---------- Provided data ----------

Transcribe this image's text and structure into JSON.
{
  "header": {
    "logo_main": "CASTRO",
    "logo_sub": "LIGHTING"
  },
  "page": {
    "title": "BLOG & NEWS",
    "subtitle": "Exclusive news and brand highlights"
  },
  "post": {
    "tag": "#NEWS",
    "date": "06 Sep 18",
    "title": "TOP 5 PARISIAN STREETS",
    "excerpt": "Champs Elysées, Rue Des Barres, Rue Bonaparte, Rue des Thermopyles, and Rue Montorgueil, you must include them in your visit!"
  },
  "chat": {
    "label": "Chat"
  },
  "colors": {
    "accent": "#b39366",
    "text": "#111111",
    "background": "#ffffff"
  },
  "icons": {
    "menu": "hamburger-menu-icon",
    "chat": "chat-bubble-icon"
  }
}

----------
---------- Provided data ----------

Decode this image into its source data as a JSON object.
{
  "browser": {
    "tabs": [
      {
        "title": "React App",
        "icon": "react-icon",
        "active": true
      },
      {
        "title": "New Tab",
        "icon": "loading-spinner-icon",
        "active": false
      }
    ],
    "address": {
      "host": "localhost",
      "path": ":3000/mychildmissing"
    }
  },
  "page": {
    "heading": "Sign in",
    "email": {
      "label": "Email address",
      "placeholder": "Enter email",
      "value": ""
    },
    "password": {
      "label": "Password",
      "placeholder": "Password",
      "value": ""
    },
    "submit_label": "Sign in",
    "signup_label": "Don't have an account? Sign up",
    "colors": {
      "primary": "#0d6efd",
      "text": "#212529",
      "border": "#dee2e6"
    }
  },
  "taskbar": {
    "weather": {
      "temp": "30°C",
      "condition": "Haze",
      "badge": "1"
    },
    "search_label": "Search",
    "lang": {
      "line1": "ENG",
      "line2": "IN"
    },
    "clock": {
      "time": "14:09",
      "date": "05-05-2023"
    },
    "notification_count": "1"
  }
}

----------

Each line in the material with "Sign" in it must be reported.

### Finished exercise
    "heading": "Sign in",
    "submit_label": "Sign in",
    "signup_label": "Don't have an account? Sign up",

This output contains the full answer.